In early September, EY announced its plan to split into two businesses, with the press release stating “EY leaders have reached the decision to move forward with partner votes to separate into two distinct, multidisciplinary organizations.” EY is an assurance, tax, transaction and advisory services firm and is one of the “Big Four” accounting firms alongside Deloitte, PwC, and KPMG. The combined revenue of the influential Big Four firms exceeded 167 billion U.S. dollars in 2021.
The proposed split, which has been compared to the Andersen Consulting (Accenture)/Arthur Andersen split in 2000, would create separate audit and consulting (advisory) practices. One of the main reasons for EY proposing this is to avoid conflict of interest issues between the two practices. In terms of ensuring auditor independence, Title II of the Sarbanes-Oxley Act “makes it unlawful for Registered Public Accounting Firms to perform both audit and nonaudit services for the same company at the same time” (Clarkson 900).
Source Global Research’s Martin White, in a September podcast, discusses the reasons for the split. He notes (paraphrased) that EY has been auditing a large number of technology companies that they would like to form partnerships with or work within their ecosystems. EY audits Amazon, Google, Salesforce, and Workday, to name a few, making it very challenging for their consulting arm and there is a “whole bunch of consulting work they would love to do.”

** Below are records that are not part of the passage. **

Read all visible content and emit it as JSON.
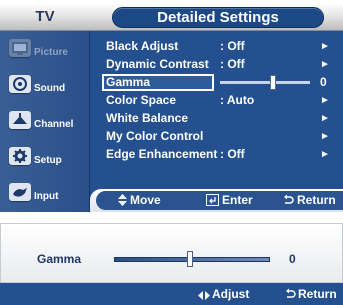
{
  "header": {
    "category": "TV",
    "title": "Detailed Settings"
  },
  "sidebar": {
    "items": [
      {
        "label": "Picture",
        "icon": "picture-icon",
        "state": "dimmed"
      },
      {
        "label": "Sound",
        "icon": "sound-icon",
        "state": "normal"
      },
      {
        "label": "Channel",
        "icon": "channel-icon",
        "state": "normal"
      },
      {
        "label": "Setup",
        "icon": "setup-icon",
        "state": "normal"
      },
      {
        "label": "Input",
        "icon": "input-icon",
        "state": "normal"
      }
    ]
  },
  "menu": {
    "items": [
      {
        "label": "Black Adjust",
        "value": ": Off",
        "arrow": "►"
      },
      {
        "label": "Dynamic Contrast",
        "value": ": Off",
        "arrow": "►"
      },
      {
        "label": "Gamma",
        "value": "0",
        "selected": true,
        "level": 0.5
      },
      {
        "label": "Color Space",
        "value": ": Auto",
        "arrow": "►"
      },
      {
        "label": "White Balance",
        "arrow": "►"
      },
      {
        "label": "My Color Control",
        "arrow": "►"
      },
      {
        "label": "Edge Enhancement",
        "value": ": Off",
        "arrow": "►"
      }
    ]
  },
  "footer": {
    "move": "Move",
    "enter": "Enter",
    "return": "Return"
  },
  "gamma_popup": {
    "label": "Gamma",
    "value": "0",
    "level": 0.5,
    "adjust": "Adjust",
    "return": "Return"
  },
  "colors": {
    "osd_blue": "#24508f",
    "title_pill": "#1d4886",
    "text": "#ffffff"
  }
}
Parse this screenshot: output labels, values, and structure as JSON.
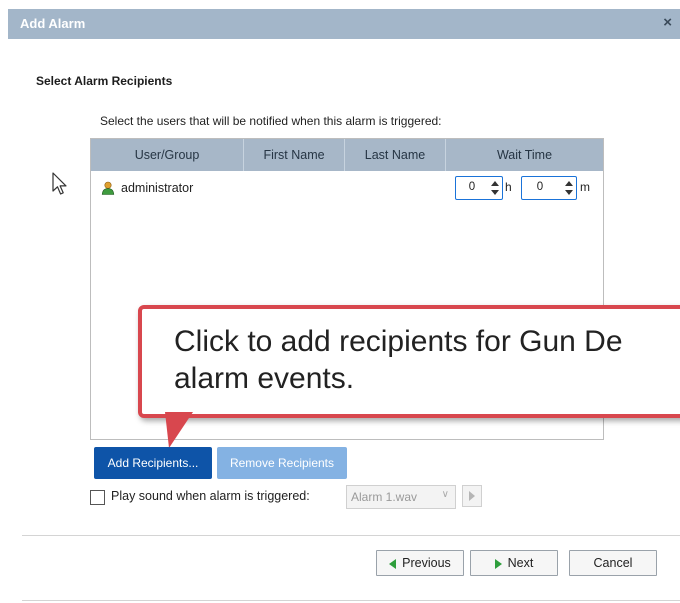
{
  "dialog": {
    "title": "Add Alarm",
    "close_glyph": "×"
  },
  "section_heading": "Select Alarm Recipients",
  "instruction": "Select the users that will be notified when this alarm is triggered:",
  "table": {
    "columns": [
      "User/Group",
      "First Name",
      "Last Name",
      "Wait Time"
    ],
    "rows": [
      {
        "user": "administrator",
        "first_name": "",
        "last_name": "",
        "wait_hours": "0",
        "wait_hours_unit": "h",
        "wait_minutes": "0",
        "wait_minutes_unit": "m",
        "icon": "user-icon"
      }
    ]
  },
  "callout": {
    "text": "Click to add recipients for Gun De\nalarm events."
  },
  "buttons": {
    "add_recipients": "Add Recipients...",
    "remove_recipients": "Remove Recipients",
    "previous": "Previous",
    "next": "Next",
    "cancel": "Cancel"
  },
  "sound": {
    "checkbox_label": "Play sound when alarm is triggered:",
    "checked": false,
    "selected_file": "Alarm 1.wav"
  },
  "colors": {
    "title_bar": "#a3b6c9",
    "table_header": "#a7b7c8",
    "primary_button": "#0e54a8",
    "disabled_button": "#84b2e3",
    "callout_border": "#d8474e",
    "spinner_focus": "#1a73d9",
    "nav_arrow": "#2e9e3c"
  }
}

The issues involved are all quite complex, however, it is important that category spend managers and buyers of professional services understand the implications of this event if it gets approved by the partners. According to the The Wall Street Journal, industry observers note, “EY’s move could radically reshape the accounting landscape if it goes to plan.” A recent Bloomberg Tax article indicates that the proposed split may be the beginning of a larger trend to come. “For now, the other members of the Big Four have shown no public interest in a separation of powers and, in some cases, have even panned EY for its split. But don’t be surprised if others soon join EY in establishing the independence of their tax and audit services. As governing bodies struggling to sort out the potential conflicts of the accounting giants continue to exert pressure, Deloitte LLP, KPMG LLP, and PricewaterhouseCoopers LLP may follow suit. Smaller firms that have yet to cement their brands in the public consciousness may be more reluctant to split but may decide that the associated growth opportunities are too great to ignore.”
Clarkson, Kenneth W. and Roger LeRoy Miller. Business Law: Text and Cases. 15th ed., Cengage, 2021.